UPSs with MST technology achieve greater efficiency (in the 96 to 97 percent range) because there are few losses along the power train. As the name MST suggests, the switching devices are switched at a high frequency only when necessary and not all the time as in on-line double conversion UPSs. Consequently, the switching losses are minimal thus increasing the efficiency of MST based UPSs significantly.

Another key aspect to power efficiency in the data center includes achieving the optimum ambient temperature, which not only saves on cooling but also preserves the integrity of the computing systems. An MST UPS, with its special advanced battery management techniques, inherently generates less heat and has the unique ability to operate in higher ambient temperatures without the need for complex thermal management techniques. As a result, the UPS saves in cooling infrastructure and contributes to the overall PUE of the data center.

Additional Energy Saving Measures – Real Time Clock For the Energy Conscious
Another way that UPSs can help achieve energy savings is with features such as a real-time clock (RTC). RTCs allow accurately timed, programmed shutdown and restart of protected devices ensuring the UPS has the correct schedule shutdown and restart time. In many countries, there is concern about static power consumption in buildings, where after-hour, deserted desks with glowing computer screens underscore areas of energy waste.
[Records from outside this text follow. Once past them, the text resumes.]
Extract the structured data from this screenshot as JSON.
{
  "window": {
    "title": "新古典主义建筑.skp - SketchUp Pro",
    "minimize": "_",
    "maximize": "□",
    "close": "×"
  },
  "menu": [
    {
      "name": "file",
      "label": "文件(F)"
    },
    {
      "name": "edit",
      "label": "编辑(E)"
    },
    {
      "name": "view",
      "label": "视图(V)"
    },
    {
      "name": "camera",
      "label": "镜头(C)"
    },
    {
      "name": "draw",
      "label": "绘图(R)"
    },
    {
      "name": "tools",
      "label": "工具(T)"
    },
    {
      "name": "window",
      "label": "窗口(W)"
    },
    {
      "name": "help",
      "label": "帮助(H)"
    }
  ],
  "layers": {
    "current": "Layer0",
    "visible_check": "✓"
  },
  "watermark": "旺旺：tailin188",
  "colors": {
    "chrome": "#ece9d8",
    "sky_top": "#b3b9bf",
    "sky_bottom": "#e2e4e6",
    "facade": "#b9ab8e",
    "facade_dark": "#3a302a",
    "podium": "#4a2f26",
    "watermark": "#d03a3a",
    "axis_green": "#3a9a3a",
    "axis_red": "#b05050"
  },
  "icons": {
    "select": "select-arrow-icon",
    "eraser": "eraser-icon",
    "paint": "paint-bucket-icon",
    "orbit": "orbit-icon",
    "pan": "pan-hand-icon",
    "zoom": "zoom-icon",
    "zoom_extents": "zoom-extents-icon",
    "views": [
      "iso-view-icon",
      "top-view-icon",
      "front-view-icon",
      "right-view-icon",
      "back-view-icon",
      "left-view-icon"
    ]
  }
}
Using the UPS to shut the whole system down on a Friday evening and then power the system back up first thing on a Monday morning is one way to save energy.

Software Integration with Real Power Protection for Virtualized Environments
As IT managers have sought to efficiently use their physical devices and optimize their data centers and IT resources worldwide, many have turned to virtualization. Virtualization greatly simplifies physical IT infrastructures with the flexibility of allocating computer resources regardless of physical constraints. It also allows pooling, sharing and clustering on an as-needed basis, as well as the ability for servers to simultaneously run multiple, non-heterogeneous operating systems (OS) with numerous computing applications on each OS. Yet with this flexibility come greater complexity and the need for more robust backup systems in the event the power goes out. For this reason, power management software that integrates with minimally switched UPSs and protected devices is crucial.

During an extended power outage, the protection software can suspend each virtual machine sequentially before shutting down the host server. In this manner, all work-in-progress is protected, ensuring data integrity and saving potentially hundreds of thousands of dollars. The software intelligence spans facilities and geographical distances to manage the details of dealing with virtual environments and each of the applications on every server. Furthermore, the software monitors connected power devices, interfaces with the virtual management software, and in the event of an extended power failure, allows for proper planning and execution of an automatic, graceful shutdown to preserve IT investments.

Going green to save green is a global goal. Reducing weight, size, the use of expensive and non-replenishable materials, while optimizing efficiency and increasing battery life are all ways to make better use of energy. Overall carbon footprints are getting smaller as investments are made in sustainable equipment, which in turn help to preserve valuable IT investments. The greening of IT starts at the design phase and ends with the consumer having product choices to meet those energy-saving goals.